42 – Parshat Matot-Masei
No, this is not a blog on "The Hitchhiker's Guide to the Galaxy".1 Imagine - there are other times that the number 42 appears. For instance, the only uniform number that is permanently retired in Major League Baseball is the number 42, the number that Jackie Robinson wore. It is also the atomic number of the element Molybdenum.
Even so, with a tip of the hat to all Douglas Adams fans, I would like to touch on the number 42 which appears in this week's double parsha.
We read in Parshat Masei of the 42 stops that the Jewish people made on their path from Egypt to Israel.2 Yet if we look at the names of the 42 stops, there are many that we don’t recognize. Chazal tried to locate them by looking for hints or subtleties in the name but did not succeed with all 42. We are left then, with some names in the Torah that we don’t recognize and don’t understand why they are even mentioned. An explanation is offered by Rabbi Aharon Sabba, the author of Tzror Hamor. (Rabbi Sabba lived through the Spanish Inquisition and eventually the expulsions from Spain in 1492 and from Portugal in 1496.) According to Kabbalah, he writes, one of God's names consists of 42 letters. Though we know how to spell it, we do not understand this name or its meanings. So too, the Torah, in counting each of the 42 stops - even those we don't recognize - hints that just like with God's name, we are not meant to understand all that transpired. That, too, is part of the secret of God's name. Just as we don’t understand all of God's names, he adds, so too we do not always understand all those places we have been to in our lives. Please remember that he writes this in the wake of his experiences at the end of 15th century.
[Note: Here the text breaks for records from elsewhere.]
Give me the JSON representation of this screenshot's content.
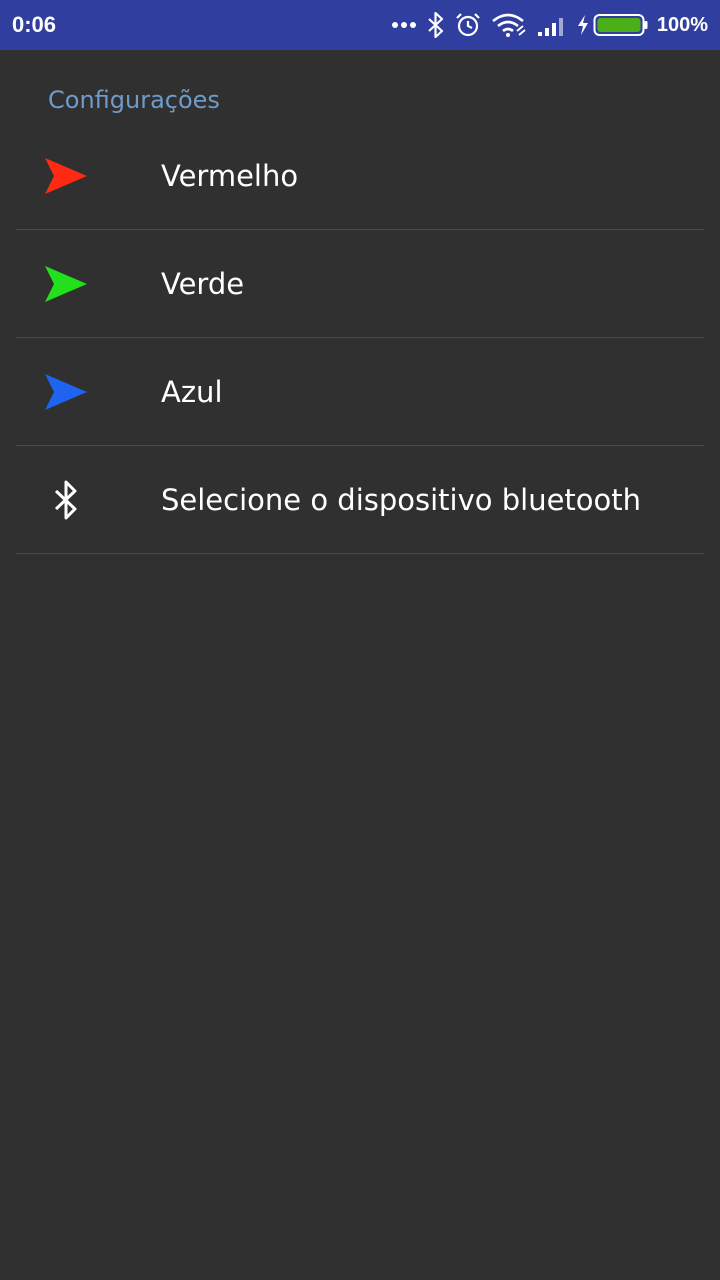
{
  "status_bar": {
    "time": "0:06",
    "icons": [
      "more-dots-icon",
      "bluetooth-icon",
      "alarm-icon",
      "wifi-icon",
      "signal-icon",
      "charging-icon",
      "battery-icon"
    ],
    "battery_percent": "100%",
    "battery_color": "#4caf1a"
  },
  "settings": {
    "title": "Configurações",
    "items": [
      {
        "label": "Vermelho",
        "icon": "send-icon",
        "icon_color": "#ff2a12"
      },
      {
        "label": "Verde",
        "icon": "send-icon",
        "icon_color": "#22e01c"
      },
      {
        "label": "Azul",
        "icon": "send-icon",
        "icon_color": "#1e64f0"
      },
      {
        "label": "Selecione o dispositivo bluetooth",
        "icon": "bluetooth-icon",
        "icon_color": "#ffffff"
      }
    ]
  },
  "colors": {
    "status_bar_bg": "#303f9f",
    "background": "#303030",
    "section_title": "#6f9bc8",
    "divider": "#4a4a4a"
  }
}
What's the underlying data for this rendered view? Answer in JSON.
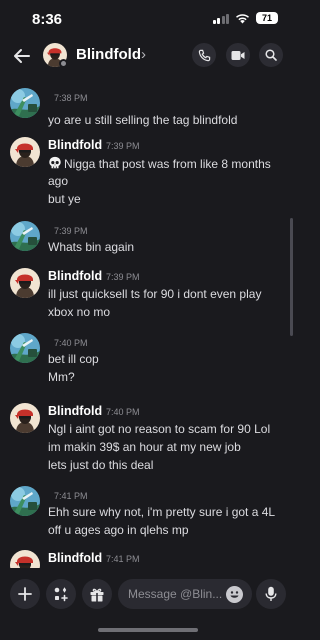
{
  "status_bar": {
    "time": "8:36",
    "battery": "71"
  },
  "header": {
    "name": "Blindfold",
    "chevron": "›"
  },
  "messages": [
    {
      "author": "",
      "time": "7:38 PM",
      "lines": [
        "yo are u still selling the tag blindfold"
      ]
    },
    {
      "author": "Blindfold",
      "time": "7:39 PM",
      "lines": [
        "Nigga that post was from like 8 months",
        "ago",
        "but ye"
      ]
    },
    {
      "author": "",
      "time": "7:39 PM",
      "lines": [
        "Whats bin again"
      ]
    },
    {
      "author": "Blindfold",
      "time": "7:39 PM",
      "lines": [
        "ill just quicksell ts for 90 i dont even play",
        "xbox no mo"
      ]
    },
    {
      "author": "",
      "time": "7:40 PM",
      "lines": [
        "bet ill cop",
        "Mm?"
      ]
    },
    {
      "author": "Blindfold",
      "time": "7:40 PM",
      "lines": [
        "Ngl i aint got no reason to scam for 90 Lol",
        "im makin 39$ an hour at my new job",
        "lets just do this deal"
      ]
    },
    {
      "author": "",
      "time": "7:41 PM",
      "lines": [
        "Ehh sure why not, i'm pretty sure i got a 4L",
        "off u ages ago in qlehs mp"
      ]
    },
    {
      "author": "Blindfold",
      "time": "7:41 PM",
      "lines": []
    }
  ],
  "composer": {
    "placeholder": "Message @Blin..."
  },
  "colors": {
    "background": "#1a1a1e",
    "button_bg": "#2a2a31",
    "timestamp": "#8d8d93",
    "text": "#dcdce0"
  }
}
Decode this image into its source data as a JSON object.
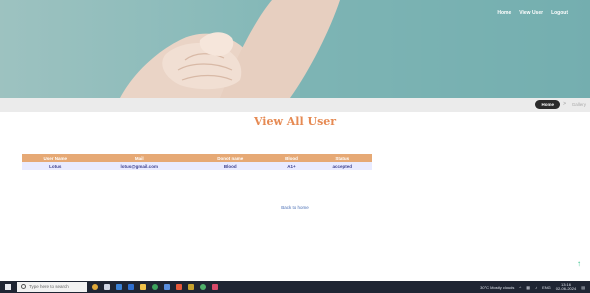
{
  "top_nav": {
    "home": "Home",
    "view_user": "View User",
    "logout": "Logout"
  },
  "breadcrumb": {
    "home": "Home",
    "separator": ">",
    "current": "Gallery"
  },
  "page_title": "View All User",
  "table": {
    "headers": [
      "User Name",
      "Mail",
      "Donot name",
      "Blood",
      "Status"
    ],
    "rows": [
      [
        "Lotus",
        "lotus@gmail.com",
        "Blood",
        "A1+",
        "accepted"
      ]
    ]
  },
  "back_link": "Back to home",
  "taskbar": {
    "search_placeholder": "Type here to search",
    "weather": "30°C Mostly clouds",
    "lang": "ENG",
    "time": "13:16",
    "date": "02-06-2024"
  },
  "colors": {
    "accent": "#e68a53",
    "table_header": "#e6a975",
    "row_bg": "#e9ebff",
    "link": "#4a6fb5",
    "scroll_arrow": "#35c08a"
  }
}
We simply cannot understand all of the travails we experience.
Some realities are very difficult. Does someone truly understand a child suffering with terminal leukemia? Or people who were careful about social distancing and yet still suffer from coronavirus? We feel the pain and suffering of these people. We also do not wish to allow that pain to prevent us from continuing to grow. How do we accomplish that? What kind of attitude will help us through those challenges?
If we use Rabbi Sabba's teaching, we may conclude that we are to surrender to our fate. But 'surrender' does not mean a depressing, final defeat. Surrender here is rather to submit to a reality that is present. Fighting against that reality, if it is an unalterable reality, will be like trying to move a mountain with your bare hands. It is futile. Rather he is talking about acceptance of that reality even if we do not understand it.
Echoing the concepts of logotherapy,3 Eckhart Tolle writes: “Always say “yes” to the present moment. What could be more futile, more insane, than to create inner resistance to what already is? What could be more insane than to oppose life itself, which is now and always now? Surrender to what is. Say “yes” to life — and see how life suddenly starts working for you rather than against you."4
Again the word 'surrender' is used not to encourage a sense of defeat but rather an acceptance of reality. It is legitimate to mourn. Pain, physical and emotional, can be very real. We speak then not about denial of the pain but rather on how to develop an attitude so that we can move forth despite the pain, get life suddenly to start working for you despite the pain, and say "yes" to life.5
My thanks to Rabbi Michael Taubes for talking about the ideas from the sefer Tzror Hamor. They were taught in a short class he gave and can be found at this url: https://www.yutorah.org/sidebar/lecture.cfm/963718/rabbi-michael-taubes/parsha-practice-and-p-shat-mattos-masei/
Have A Great Shabbat!